Task requirements:
Whenever a line carries the word "riser", pull it out of the entries.

Dataset records:
↓↓↓
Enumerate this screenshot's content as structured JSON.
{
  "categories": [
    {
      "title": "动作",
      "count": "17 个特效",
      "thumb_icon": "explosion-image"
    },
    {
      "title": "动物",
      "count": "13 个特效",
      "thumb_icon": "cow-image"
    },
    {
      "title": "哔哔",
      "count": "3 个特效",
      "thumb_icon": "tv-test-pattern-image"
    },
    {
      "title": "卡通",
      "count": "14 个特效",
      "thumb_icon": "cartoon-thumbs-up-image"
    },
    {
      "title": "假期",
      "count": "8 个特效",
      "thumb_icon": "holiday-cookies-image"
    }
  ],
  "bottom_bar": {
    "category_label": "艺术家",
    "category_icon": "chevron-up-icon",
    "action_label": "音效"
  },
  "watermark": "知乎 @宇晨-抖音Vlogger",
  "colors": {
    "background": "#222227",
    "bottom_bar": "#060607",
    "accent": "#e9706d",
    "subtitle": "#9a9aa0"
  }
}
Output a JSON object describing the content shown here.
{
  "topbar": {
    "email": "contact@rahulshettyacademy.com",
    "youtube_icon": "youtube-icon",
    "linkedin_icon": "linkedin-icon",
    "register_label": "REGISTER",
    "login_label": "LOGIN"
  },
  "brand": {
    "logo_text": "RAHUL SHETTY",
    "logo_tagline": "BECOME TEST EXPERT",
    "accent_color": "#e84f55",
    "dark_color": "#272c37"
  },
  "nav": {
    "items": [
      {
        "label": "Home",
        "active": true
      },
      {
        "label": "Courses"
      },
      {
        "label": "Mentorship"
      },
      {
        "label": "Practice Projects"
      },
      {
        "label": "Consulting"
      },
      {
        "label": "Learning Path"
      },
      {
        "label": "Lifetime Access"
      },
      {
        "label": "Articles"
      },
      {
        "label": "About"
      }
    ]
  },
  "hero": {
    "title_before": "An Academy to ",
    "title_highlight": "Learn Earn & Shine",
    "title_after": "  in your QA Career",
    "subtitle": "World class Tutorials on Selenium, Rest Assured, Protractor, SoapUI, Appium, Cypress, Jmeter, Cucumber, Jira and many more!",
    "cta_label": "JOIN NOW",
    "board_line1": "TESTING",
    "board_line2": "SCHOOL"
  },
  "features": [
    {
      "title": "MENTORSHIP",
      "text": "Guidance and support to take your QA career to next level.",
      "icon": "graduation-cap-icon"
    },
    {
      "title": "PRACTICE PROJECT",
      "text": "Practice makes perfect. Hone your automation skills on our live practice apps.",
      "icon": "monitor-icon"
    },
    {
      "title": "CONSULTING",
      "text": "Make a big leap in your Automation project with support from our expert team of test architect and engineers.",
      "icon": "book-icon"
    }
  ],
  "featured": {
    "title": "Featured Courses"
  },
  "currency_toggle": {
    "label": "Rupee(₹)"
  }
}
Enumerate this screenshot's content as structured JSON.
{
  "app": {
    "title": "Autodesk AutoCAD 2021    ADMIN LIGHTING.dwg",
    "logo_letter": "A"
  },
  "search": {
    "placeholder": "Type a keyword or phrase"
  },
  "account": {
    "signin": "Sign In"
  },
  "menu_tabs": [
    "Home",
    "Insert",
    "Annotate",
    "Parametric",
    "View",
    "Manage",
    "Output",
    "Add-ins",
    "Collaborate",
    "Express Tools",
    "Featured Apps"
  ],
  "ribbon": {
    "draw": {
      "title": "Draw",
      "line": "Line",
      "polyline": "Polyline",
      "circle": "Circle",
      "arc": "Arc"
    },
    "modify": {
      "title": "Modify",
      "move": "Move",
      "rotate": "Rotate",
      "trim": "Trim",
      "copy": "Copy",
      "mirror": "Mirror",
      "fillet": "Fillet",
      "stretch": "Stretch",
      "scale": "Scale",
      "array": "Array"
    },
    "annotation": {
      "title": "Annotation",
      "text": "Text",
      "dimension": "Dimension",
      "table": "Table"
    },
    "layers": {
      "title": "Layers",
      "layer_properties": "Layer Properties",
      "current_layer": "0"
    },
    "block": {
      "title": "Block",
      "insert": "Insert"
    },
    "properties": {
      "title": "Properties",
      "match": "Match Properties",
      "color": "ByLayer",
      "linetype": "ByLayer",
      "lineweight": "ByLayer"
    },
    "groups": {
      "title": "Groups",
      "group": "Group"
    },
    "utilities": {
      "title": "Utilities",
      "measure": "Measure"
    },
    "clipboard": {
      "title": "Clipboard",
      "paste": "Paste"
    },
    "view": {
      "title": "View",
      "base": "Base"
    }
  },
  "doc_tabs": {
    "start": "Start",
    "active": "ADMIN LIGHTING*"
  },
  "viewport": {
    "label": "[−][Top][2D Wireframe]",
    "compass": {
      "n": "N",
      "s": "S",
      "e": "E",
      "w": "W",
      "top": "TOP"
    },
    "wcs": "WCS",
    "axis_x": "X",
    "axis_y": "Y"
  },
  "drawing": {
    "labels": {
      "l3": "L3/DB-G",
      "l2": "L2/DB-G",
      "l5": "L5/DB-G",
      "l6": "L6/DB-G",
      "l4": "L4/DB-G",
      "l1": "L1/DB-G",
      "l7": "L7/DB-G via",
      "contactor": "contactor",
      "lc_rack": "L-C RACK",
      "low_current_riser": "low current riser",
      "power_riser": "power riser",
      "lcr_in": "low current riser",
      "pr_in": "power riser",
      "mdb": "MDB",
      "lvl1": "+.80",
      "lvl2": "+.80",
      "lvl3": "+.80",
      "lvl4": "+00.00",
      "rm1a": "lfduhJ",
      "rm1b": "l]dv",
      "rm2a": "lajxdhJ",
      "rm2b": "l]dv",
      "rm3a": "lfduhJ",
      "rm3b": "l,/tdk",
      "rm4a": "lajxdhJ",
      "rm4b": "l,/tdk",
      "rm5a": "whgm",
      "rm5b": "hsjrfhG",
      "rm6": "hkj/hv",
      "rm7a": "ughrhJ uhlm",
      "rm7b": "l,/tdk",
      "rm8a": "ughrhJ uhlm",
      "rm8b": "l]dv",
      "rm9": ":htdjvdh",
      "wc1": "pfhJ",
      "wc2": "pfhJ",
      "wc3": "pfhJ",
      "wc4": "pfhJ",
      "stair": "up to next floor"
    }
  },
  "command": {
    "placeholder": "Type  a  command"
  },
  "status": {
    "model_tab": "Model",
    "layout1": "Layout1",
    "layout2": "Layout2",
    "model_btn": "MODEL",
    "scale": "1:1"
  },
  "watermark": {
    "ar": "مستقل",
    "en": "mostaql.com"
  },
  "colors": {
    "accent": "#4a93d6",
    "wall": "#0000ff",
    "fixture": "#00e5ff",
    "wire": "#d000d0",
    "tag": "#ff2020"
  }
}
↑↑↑
Solution for this exercise:
      "low_current_riser": "low current riser",
      "power_riser": "power riser",
      "lcr_in": "low current riser",
      "pr_in": "power riser",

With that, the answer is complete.